    A contract will be signed this month by French president Jacques Chirac and Indian prime minister Manmohan Singh. EADS will be prime contractor for the 3t satellite, and build the Ku-band communications payload. ISRO will build, integrate and test the 3t satellite.

    Financial details are not available, but the deal is a boost for Bangalore-based Antrix, the commercial arm of ISRO, which tried to forge marketing alliances with Boeing and Lockheed Martin before agreeing the tie-up with EADS in June 2005.

    n EADS Astrium is to supply the Algerian National Space Technology Centre with two Earth observation satellites, two ground-control segments and one imaging station. The 150kg (330lb) satellites will provide 2.5m (8.2ft)-resolution panchromatic and 10m multispectral images.

    Source:
    http://www.flightinternational.com/...ation/177/204621/First sale for EADSISRO.html
     
    #9 Indianfighter, Feb 15, 2006
    Last edited by a moderator: May 27, 2006
  10. Indianfighter
    Offline

    Indianfighter Junior Member

    Joined:
    Dec 29, 2005
    Messages:
    504
    Likes Received:
    0
    Chandrayaan spacecraft to carry six instruments from Europe, US

    New Delhi | February 26, 2006 12:42:50 PM IST

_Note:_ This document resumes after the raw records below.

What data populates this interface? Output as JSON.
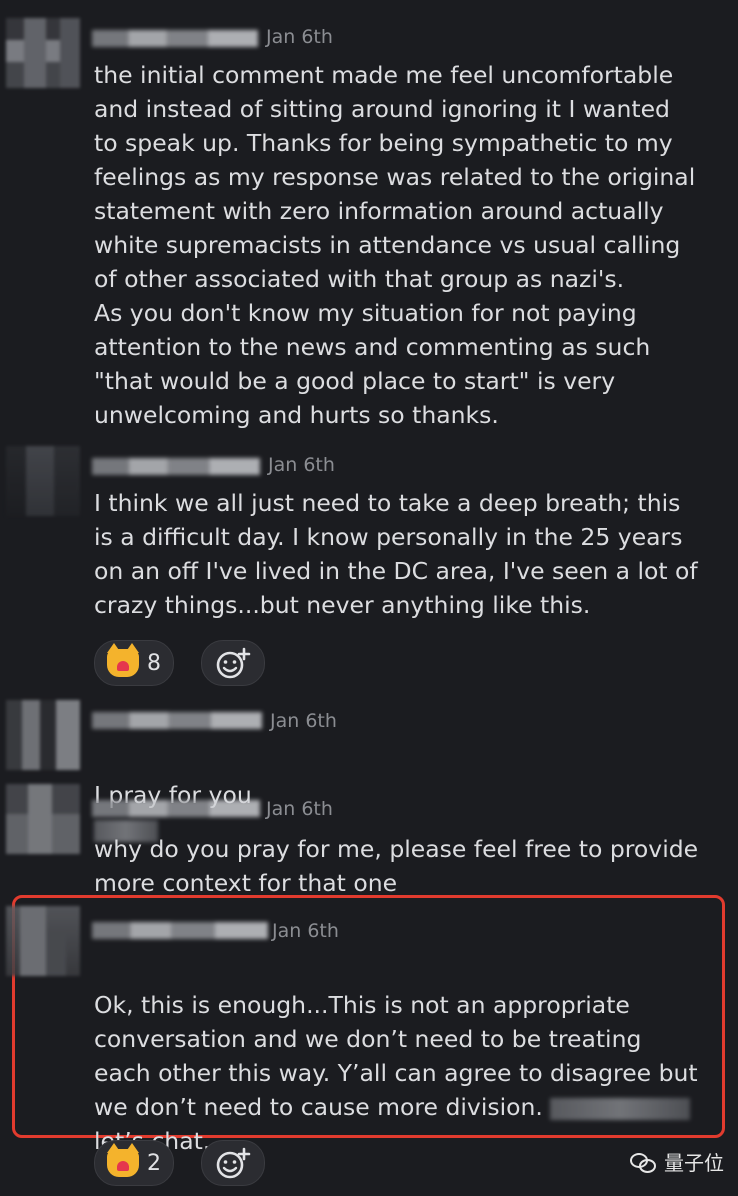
{
  "messages": [
    {
      "date": "Jan 6th",
      "text": "the initial comment made me feel uncomfortable\nand instead of sitting around ignoring it I wanted\nto speak up. Thanks for being sympathetic to my\nfeelings as my response was related to the original\nstatement with zero information around actually\nwhite supremacists in attendance vs usual calling\nof other associated with that group as nazi's.\nAs you don't know my situation for not paying\nattention to the news and commenting as such\n\"that would be a good place to start\"  is very\nunwelcoming and hurts so thanks."
    },
    {
      "date": "Jan 6th",
      "text": "I think we all just need to take a deep breath; this\nis a difficult day.  I know personally in the 25 years\non an off I've lived in the DC area, I've seen a lot of\ncrazy things...but never anything like this.",
      "reaction_count": "8"
    },
    {
      "date": "Jan 6th",
      "text": "I pray for you"
    },
    {
      "date": "Jan 6th",
      "text": "why do you pray for me, please feel free to provide\nmore context for that one"
    },
    {
      "date": "Jan 6th",
      "text_before": "Ok, this is enough...This is not an appropriate\nconversation and we don’t need to be treating\neach other this way. Y’all can agree to disagree but\nwe don’t need to cause more division. ",
      "text_after": "\nlet’s chat.",
      "reaction_count": "2"
    }
  ],
  "watermark": "量子位",
  "colors": {
    "highlight_border": "#e23b2e",
    "background": "#1b1c20"
  },
  "icons": {
    "reaction": "heart-eyes-cat-emoji",
    "add_reaction": "add-emoji-icon"
  }
}
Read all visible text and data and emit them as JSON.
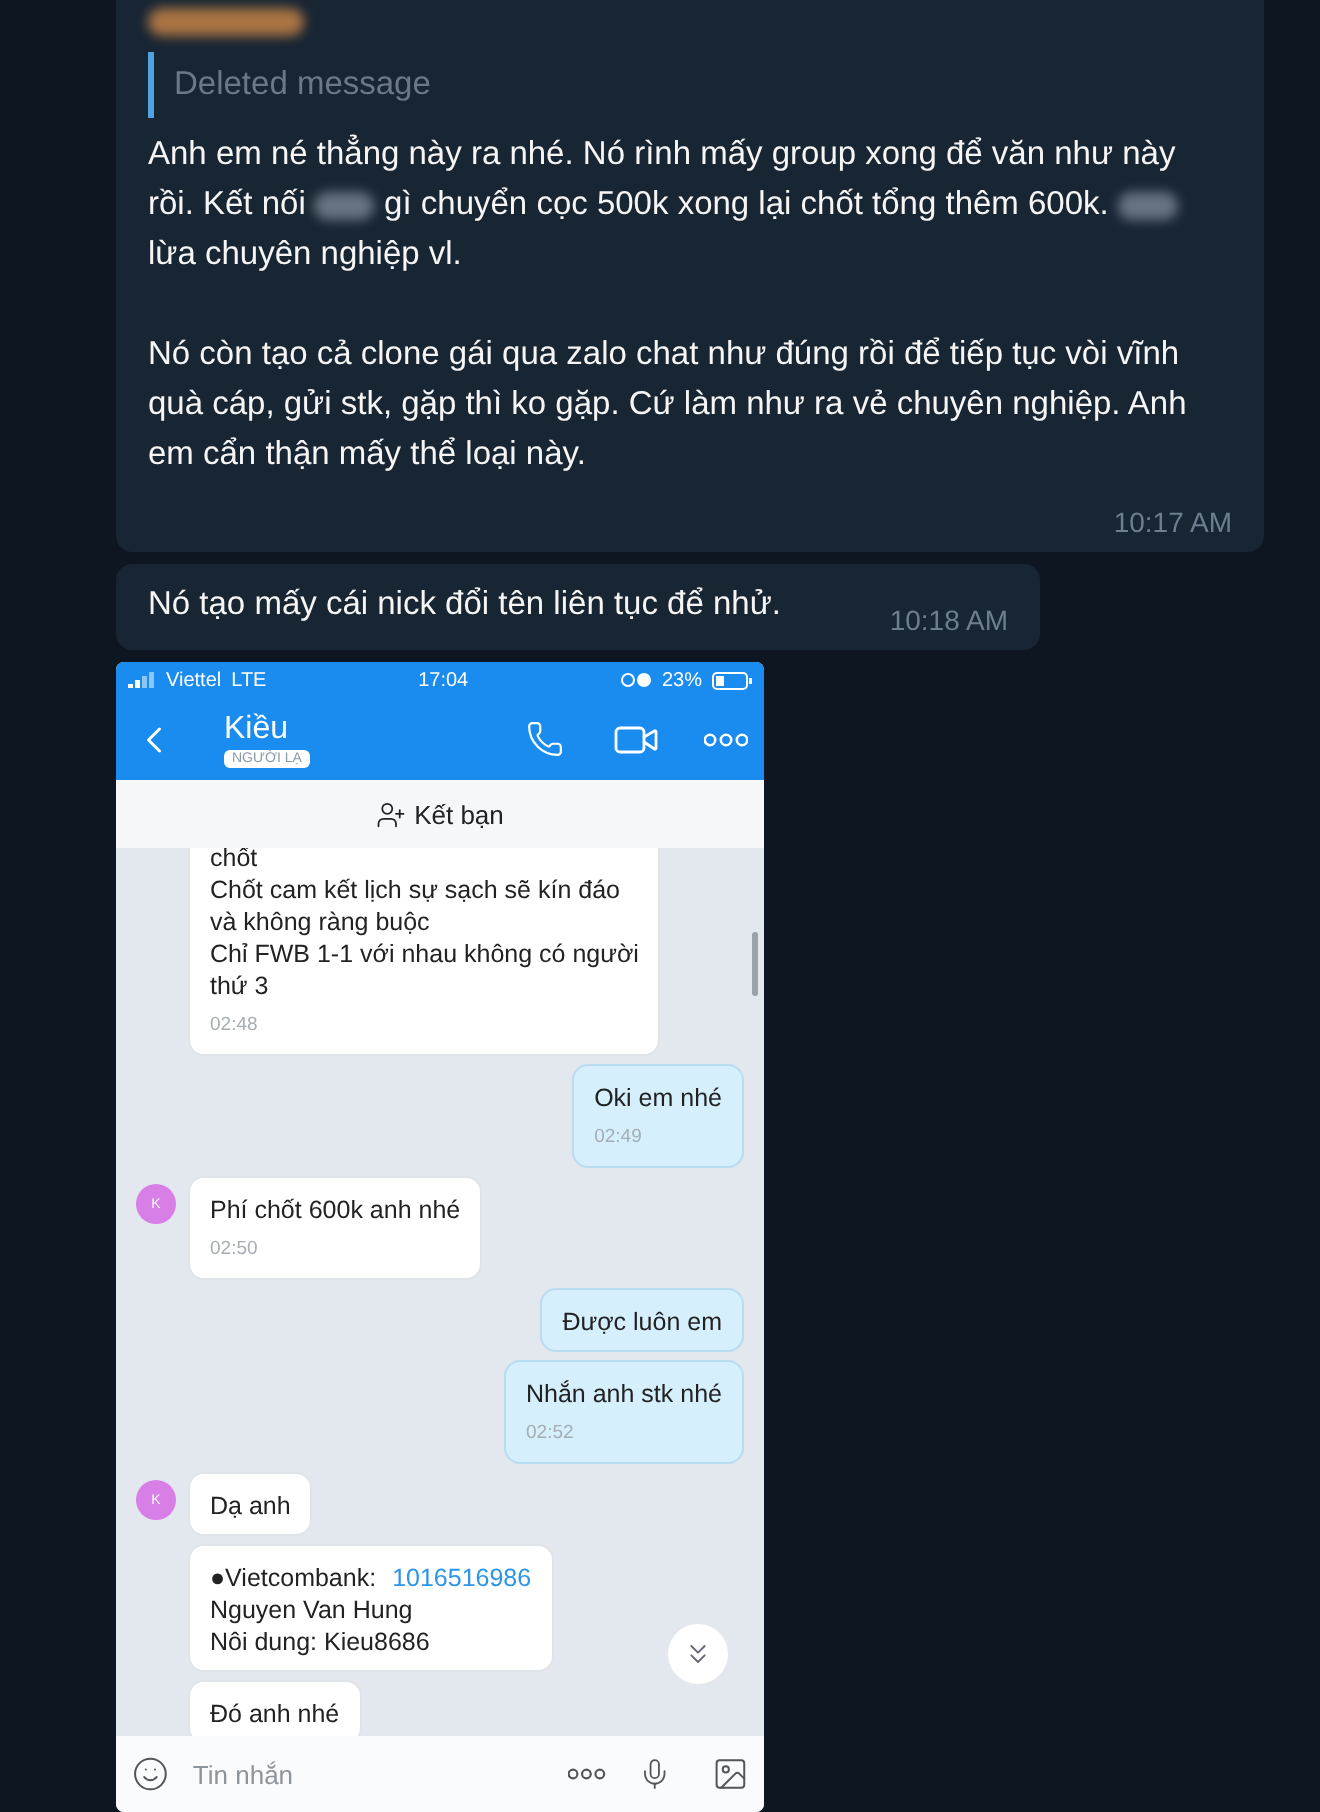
{
  "messages": [
    {
      "kind": "reply",
      "sender": {
        "kind": "redacted"
      },
      "reply": "Deleted message",
      "paragraphs": [
        [
          {
            "kind": "text",
            "text": "Anh em né thẳng này ra nhé. Nó rình mấy group xong để văn như này rồi. Kết nối "
          },
          {
            "kind": "redacted"
          },
          {
            "kind": "text",
            "text": " gì chuyển cọc 500k xong lại chốt tổng thêm 600k. "
          },
          {
            "kind": "redacted"
          },
          {
            "kind": "text",
            "text": " lừa chuyên nghiệp vl."
          }
        ],
        [
          {
            "kind": "text",
            "text": "Nó còn tạo cả clone gái qua zalo chat như đúng rồi để tiếp tục vòi vĩnh quà cáp, gửi stk, gặp thì ko gặp. Cứ làm như ra vẻ chuyên nghiệp.  Anh em cẩn thận mấy thể loại này."
          }
        ]
      ],
      "time": "10:17 AM"
    },
    {
      "kind": "plain",
      "paragraphs": [
        [
          {
            "kind": "text",
            "text": "Nó tạo mấy cái nick đổi tên liên tục để nhử."
          }
        ]
      ],
      "time": "10:18 AM"
    }
  ],
  "phone": {
    "status": {
      "carrier": "Viettel",
      "network": "LTE",
      "clock": "17:04",
      "battery": "23%"
    },
    "contact": {
      "name": "Kiều",
      "badge": "NGƯỜI LẠ"
    },
    "add_friend": "Kết bạn",
    "chat": [
      {
        "kind": "incoming",
        "avatar": false,
        "lines": [
          {
            "text": "chốt"
          },
          {
            "text": "Chốt cam kết lịch sự sạch sẽ kín đáo"
          },
          {
            "text": "và không ràng buộc"
          },
          {
            "text": "Chỉ FWB 1-1 với nhau không có người"
          },
          {
            "text": "thứ 3"
          }
        ],
        "time": "02:48"
      },
      {
        "kind": "outgoing",
        "avatar": false,
        "lines": [
          {
            "text": "Oki em nhé"
          }
        ],
        "time": "02:49"
      },
      {
        "kind": "incoming",
        "avatar": true,
        "avatar_letter": "K",
        "lines": [
          {
            "text": "Phí chốt 600k anh nhé"
          }
        ],
        "time": "02:50"
      },
      {
        "kind": "outgoing",
        "avatar": false,
        "lines": [
          {
            "text": "Được luôn em"
          }
        ]
      },
      {
        "kind": "outgoing",
        "avatar": false,
        "lines": [
          {
            "text": "Nhắn anh stk nhé"
          }
        ],
        "time": "02:52"
      },
      {
        "kind": "incoming",
        "avatar": true,
        "avatar_letter": "K",
        "lines": [
          {
            "text": "Dạ anh"
          }
        ]
      },
      {
        "kind": "incoming",
        "avatar": false,
        "lines": [
          {
            "text": "●Vietcombank:",
            "link": "1016516986"
          },
          {
            "text": "Nguyen Van Hung"
          },
          {
            "text": "Nôi dung: Kieu8686"
          }
        ]
      },
      {
        "kind": "incoming",
        "avatar": false,
        "lines": [
          {
            "text": "Đó anh nhé"
          }
        ]
      }
    ],
    "input_placeholder": "Tin nhắn"
  }
}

    The Indian Space Research Organisation (ISRO) has selected four instruments from Europe and two from the United States for inclusion in Chandrayaan-1 (Moon Mission), whose launch is planned for 2007-08, for conducting experiments for the advancement of scientific knowledge about the moon.
    The six instruments are in addition to the main Indian scientific instruments to be included in India's first mission to the moon, Prithviraj Chavan, Minister of State in the Prime Minister's Office, has said.

    He clarified that Chandrayaan-1 was progressing as per plan towards its launch during 200708.

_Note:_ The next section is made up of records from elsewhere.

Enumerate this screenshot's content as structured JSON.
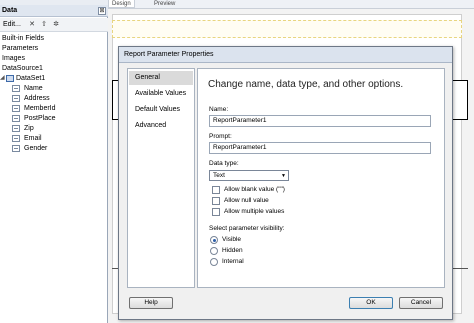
{
  "designer": {
    "tabs": [
      "Design",
      "Preview"
    ]
  },
  "data_panel": {
    "title": "Data",
    "close_glyph": "⊠",
    "toolbar": {
      "edit_label": "Edit...",
      "delete_glyph": "✕",
      "up_glyph": "⇧",
      "refresh_glyph": "✲"
    },
    "tree": [
      {
        "label": "Built-in Fields",
        "level": 0,
        "icon": "none"
      },
      {
        "label": "Parameters",
        "level": 0,
        "icon": "none"
      },
      {
        "label": "Images",
        "level": 0,
        "icon": "none"
      },
      {
        "label": "DataSource1",
        "level": 0,
        "icon": "none"
      },
      {
        "label": "DataSet1",
        "level": 1,
        "icon": "database-icon",
        "expanded": true
      },
      {
        "label": "Name",
        "level": 2,
        "icon": "field-icon"
      },
      {
        "label": "Address",
        "level": 2,
        "icon": "field-icon"
      },
      {
        "label": "MemberId",
        "level": 2,
        "icon": "field-icon"
      },
      {
        "label": "PostPlace",
        "level": 2,
        "icon": "field-icon"
      },
      {
        "label": "Zip",
        "level": 2,
        "icon": "field-icon"
      },
      {
        "label": "Email",
        "level": 2,
        "icon": "field-icon"
      },
      {
        "label": "Gender",
        "level": 2,
        "icon": "field-icon"
      }
    ]
  },
  "dialog": {
    "title": "Report Parameter Properties",
    "nav": [
      "General",
      "Available Values",
      "Default Values",
      "Advanced"
    ],
    "selected_nav": "General",
    "heading": "Change name, data type, and other options.",
    "name_label": "Name:",
    "name_value": "ReportParameter1",
    "prompt_label": "Prompt:",
    "prompt_value": "ReportParameter1",
    "data_type_label": "Data type:",
    "data_type_value": "Text",
    "checkboxes": [
      {
        "label": "Allow blank value (\"\")",
        "checked": false
      },
      {
        "label": "Allow null value",
        "checked": false
      },
      {
        "label": "Allow multiple values",
        "checked": false
      }
    ],
    "visibility_label": "Select parameter visibility:",
    "visibility_options": [
      {
        "label": "Visible",
        "selected": true
      },
      {
        "label": "Hidden",
        "selected": false
      },
      {
        "label": "Internal",
        "selected": false
      }
    ],
    "help_button": "Help",
    "ok_button": "OK",
    "cancel_button": "Cancel"
  }
}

    The Preliminary Design Reviews of Chandrayaan-1 spacecraft and payload systems have been completed.

    "The development of the spacecraft, scientific instruments and establishment of deep space network are progressing satisfactorily.

    After the successful completion of three flights of Geo-synchronous Satellite Launch Vehicle (GSLV), the ISRO is now planning to launch a series of 2000 kg class communication satellites in the operational flights of GSLV during 2007-2010.
    The first flight in this batch, GSLV-F04, which is aimed at meeting the national requirement in the areas of communication, meteorology, education and health, is planned during mid-2007, Mr Chavan said.
    Meanwhile, ISRO sources said it had finalised a plan to set up 100 satellite linked Village Resource Centres (VRC) by March this year.

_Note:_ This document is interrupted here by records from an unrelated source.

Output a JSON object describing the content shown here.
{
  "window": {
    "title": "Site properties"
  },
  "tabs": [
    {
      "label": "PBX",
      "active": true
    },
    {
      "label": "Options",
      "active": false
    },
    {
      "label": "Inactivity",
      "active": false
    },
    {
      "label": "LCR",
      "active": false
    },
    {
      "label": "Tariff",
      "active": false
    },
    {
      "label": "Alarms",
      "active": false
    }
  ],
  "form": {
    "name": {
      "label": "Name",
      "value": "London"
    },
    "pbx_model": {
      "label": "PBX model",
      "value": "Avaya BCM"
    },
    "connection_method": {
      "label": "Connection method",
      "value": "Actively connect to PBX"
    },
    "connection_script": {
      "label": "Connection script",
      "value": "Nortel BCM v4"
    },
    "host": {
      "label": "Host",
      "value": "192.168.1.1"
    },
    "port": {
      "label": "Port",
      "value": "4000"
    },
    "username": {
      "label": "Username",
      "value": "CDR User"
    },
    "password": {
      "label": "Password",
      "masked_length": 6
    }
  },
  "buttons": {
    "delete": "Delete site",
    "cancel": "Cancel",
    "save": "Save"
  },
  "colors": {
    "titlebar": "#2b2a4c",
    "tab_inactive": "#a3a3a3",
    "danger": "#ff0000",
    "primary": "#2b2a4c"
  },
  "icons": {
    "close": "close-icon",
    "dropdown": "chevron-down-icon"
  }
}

    The cost of setting up one VRC is approximately RS 4.50 lakh.

    The VRCs are coming up in the states of Karnataka, Kerala, Tamil Nadu, Maharashtra, Gujarat, Orissa, Rajasthan and Uttar Pradesh.

    Karnataka accounts for the largest number of them.

    On the issue of securing global launch market by India, Mr Chavan said the Indian launch vehicle programme was mainly intended to meet the domestic requirements.

    "After meeting the domestic requirements, the residual capacity is made available for commercial launches for other countries," he said.

    In this context, he said the present annual forecast in respect of the demand for launch services globally was about 15.20 launches in Geostationary orbits and about three to six launches in other orbits.

    Considering the current market scenario and heavy competition, a maximum of five per cent of the global market share can be targeted by India for launch vehicles and related services.

    On the reports that the ISRO has developed low-cost reusable space vehicle technology, Mr Chavan said this was not true. However, a few investigative studies and experiments have been taken up which might lead to the development of reusable space vehicles technology.

    "It is expected that that this, in turn, will make space transport more affordable on account of the reuse of expensive hardward." UNI SH PA RAI1204

    Source:
    http://news.webindia123.com/news/showdetails.asp?id=261561
     
    #10 Indianfighter, Feb 26, 2006
    Last edited by a moderator: May 27, 2006
Loading...

Share This Page